- Task details
For each line of the data below that holds "CharlottePortal", copy the line.

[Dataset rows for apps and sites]

━━━━━━━━

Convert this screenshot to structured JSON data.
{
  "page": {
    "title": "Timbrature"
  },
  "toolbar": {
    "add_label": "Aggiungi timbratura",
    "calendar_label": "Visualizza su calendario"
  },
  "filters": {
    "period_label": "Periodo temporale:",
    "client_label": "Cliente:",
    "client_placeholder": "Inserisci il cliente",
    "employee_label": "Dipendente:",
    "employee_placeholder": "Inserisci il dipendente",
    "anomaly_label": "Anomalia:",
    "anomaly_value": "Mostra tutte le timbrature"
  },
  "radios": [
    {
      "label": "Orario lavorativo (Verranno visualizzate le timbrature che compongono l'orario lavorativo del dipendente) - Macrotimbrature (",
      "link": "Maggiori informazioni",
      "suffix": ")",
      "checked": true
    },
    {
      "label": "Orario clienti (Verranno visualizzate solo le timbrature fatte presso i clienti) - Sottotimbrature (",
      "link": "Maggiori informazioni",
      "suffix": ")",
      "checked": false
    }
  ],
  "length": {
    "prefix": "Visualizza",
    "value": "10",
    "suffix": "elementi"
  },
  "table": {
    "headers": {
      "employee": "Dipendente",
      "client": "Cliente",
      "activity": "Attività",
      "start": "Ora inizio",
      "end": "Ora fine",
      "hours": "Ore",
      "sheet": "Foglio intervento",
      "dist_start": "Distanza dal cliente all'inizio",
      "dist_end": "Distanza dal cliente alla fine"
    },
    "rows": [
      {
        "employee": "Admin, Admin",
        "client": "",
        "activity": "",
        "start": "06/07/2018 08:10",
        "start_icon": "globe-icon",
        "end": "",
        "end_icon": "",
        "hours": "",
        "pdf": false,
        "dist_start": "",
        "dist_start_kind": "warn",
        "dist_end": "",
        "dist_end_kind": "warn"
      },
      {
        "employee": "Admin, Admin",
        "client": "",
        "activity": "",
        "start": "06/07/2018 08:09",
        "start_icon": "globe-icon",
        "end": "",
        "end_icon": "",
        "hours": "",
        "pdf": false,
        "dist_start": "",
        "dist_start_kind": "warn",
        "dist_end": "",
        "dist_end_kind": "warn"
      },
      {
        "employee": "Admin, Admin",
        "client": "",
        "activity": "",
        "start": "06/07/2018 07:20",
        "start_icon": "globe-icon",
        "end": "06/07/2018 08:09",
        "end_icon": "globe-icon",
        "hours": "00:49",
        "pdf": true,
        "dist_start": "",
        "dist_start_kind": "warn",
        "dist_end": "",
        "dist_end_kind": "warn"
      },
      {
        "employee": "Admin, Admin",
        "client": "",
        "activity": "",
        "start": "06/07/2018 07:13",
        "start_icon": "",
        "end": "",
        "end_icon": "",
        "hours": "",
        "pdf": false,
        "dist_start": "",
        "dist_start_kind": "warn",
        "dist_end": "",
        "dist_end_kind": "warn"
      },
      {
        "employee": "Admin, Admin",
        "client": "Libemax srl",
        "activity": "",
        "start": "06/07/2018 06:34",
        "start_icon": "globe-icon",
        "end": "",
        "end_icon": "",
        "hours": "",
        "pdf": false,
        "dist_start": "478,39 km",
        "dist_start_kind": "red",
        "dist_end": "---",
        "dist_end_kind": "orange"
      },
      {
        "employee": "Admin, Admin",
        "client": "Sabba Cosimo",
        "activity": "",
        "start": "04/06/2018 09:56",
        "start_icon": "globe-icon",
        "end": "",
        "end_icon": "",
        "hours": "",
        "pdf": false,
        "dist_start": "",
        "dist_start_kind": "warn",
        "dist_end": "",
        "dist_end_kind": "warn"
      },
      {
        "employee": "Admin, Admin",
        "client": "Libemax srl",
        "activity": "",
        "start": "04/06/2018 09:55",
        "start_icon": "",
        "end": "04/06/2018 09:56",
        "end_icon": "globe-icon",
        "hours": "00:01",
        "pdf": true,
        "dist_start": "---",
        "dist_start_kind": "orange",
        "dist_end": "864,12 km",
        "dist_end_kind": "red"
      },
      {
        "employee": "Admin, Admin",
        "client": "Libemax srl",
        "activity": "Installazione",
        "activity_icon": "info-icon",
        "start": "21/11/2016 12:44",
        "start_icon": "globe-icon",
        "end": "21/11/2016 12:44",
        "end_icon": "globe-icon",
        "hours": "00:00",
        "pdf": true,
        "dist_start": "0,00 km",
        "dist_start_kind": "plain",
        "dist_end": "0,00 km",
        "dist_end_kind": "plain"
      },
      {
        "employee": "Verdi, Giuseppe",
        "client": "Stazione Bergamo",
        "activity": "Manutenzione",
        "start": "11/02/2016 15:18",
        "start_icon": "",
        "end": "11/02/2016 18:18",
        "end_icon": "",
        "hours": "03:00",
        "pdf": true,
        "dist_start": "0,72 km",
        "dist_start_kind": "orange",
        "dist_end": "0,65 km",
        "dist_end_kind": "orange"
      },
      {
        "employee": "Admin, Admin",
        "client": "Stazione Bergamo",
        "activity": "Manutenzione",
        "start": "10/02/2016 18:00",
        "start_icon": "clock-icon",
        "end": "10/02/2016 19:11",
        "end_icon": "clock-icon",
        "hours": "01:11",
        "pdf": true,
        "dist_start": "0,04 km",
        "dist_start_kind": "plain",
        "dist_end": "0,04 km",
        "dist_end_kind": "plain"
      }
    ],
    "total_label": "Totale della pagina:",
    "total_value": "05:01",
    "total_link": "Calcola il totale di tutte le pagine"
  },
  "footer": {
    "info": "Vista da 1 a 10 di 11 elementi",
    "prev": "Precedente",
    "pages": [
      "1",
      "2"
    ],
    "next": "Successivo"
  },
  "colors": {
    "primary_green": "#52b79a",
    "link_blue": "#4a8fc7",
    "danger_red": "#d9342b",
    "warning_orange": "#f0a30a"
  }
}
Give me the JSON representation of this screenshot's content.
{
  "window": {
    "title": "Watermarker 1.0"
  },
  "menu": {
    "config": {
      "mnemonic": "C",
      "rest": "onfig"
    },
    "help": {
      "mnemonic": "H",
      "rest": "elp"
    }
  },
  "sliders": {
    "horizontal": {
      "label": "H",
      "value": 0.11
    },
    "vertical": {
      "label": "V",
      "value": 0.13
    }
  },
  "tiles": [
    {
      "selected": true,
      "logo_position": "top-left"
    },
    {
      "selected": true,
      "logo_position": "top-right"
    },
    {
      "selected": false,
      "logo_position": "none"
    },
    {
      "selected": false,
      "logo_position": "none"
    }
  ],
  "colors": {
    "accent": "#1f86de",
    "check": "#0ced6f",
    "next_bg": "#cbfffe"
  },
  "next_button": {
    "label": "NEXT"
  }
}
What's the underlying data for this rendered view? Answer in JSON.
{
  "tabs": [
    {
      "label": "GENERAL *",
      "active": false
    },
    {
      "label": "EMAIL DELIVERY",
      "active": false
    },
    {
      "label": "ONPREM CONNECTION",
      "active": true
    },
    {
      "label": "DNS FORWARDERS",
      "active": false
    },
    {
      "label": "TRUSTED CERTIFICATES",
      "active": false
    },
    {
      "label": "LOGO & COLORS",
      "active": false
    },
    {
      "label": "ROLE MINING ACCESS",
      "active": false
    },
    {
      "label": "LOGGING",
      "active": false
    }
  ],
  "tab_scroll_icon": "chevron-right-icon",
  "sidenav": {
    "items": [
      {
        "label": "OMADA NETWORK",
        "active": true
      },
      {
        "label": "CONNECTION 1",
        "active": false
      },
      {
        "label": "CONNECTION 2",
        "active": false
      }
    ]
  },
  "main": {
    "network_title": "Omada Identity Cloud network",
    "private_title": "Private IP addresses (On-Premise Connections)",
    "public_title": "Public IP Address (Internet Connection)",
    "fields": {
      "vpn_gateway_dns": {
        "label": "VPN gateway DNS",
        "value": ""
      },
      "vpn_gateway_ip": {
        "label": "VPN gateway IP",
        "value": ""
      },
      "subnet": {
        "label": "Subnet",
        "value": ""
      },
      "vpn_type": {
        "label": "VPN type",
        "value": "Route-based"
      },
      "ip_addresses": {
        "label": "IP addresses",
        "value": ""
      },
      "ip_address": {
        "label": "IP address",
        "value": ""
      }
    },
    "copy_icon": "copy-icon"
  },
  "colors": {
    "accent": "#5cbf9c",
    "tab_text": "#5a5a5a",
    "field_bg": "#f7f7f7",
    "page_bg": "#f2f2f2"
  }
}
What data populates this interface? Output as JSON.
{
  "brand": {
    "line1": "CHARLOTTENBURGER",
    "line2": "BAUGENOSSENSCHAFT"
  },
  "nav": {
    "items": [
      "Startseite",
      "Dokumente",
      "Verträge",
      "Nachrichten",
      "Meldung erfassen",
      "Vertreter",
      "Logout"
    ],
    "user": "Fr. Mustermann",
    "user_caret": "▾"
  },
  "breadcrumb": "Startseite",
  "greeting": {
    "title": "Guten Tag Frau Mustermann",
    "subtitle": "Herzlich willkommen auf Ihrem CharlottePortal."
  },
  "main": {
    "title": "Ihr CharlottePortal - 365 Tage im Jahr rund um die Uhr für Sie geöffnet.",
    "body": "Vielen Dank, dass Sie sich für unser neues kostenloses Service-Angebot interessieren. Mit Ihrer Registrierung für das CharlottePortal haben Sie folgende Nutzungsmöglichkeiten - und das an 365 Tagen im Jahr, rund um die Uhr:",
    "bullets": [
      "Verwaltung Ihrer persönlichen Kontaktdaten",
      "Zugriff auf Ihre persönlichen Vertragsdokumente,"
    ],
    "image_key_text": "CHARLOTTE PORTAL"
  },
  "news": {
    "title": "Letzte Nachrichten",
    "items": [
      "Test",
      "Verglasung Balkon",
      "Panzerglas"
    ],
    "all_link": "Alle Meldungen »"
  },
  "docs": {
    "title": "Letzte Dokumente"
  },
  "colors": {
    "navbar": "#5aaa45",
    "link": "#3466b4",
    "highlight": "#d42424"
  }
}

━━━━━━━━

- The completed task
    "subtitle": "Herzlich willkommen auf Ihrem CharlottePortal."
    "title": "Ihr CharlottePortal - 365 Tage im Jahr rund um die Uhr für Sie geöffnet.",
    "body": "Vielen Dank, dass Sie sich für unser neues kostenloses Service-Angebot interessieren. Mit Ihrer Registrierung für das CharlottePortal haben Sie folgende Nutzungsmöglichkeiten - und das an 365 Tagen im Jahr, rund um die Uhr:",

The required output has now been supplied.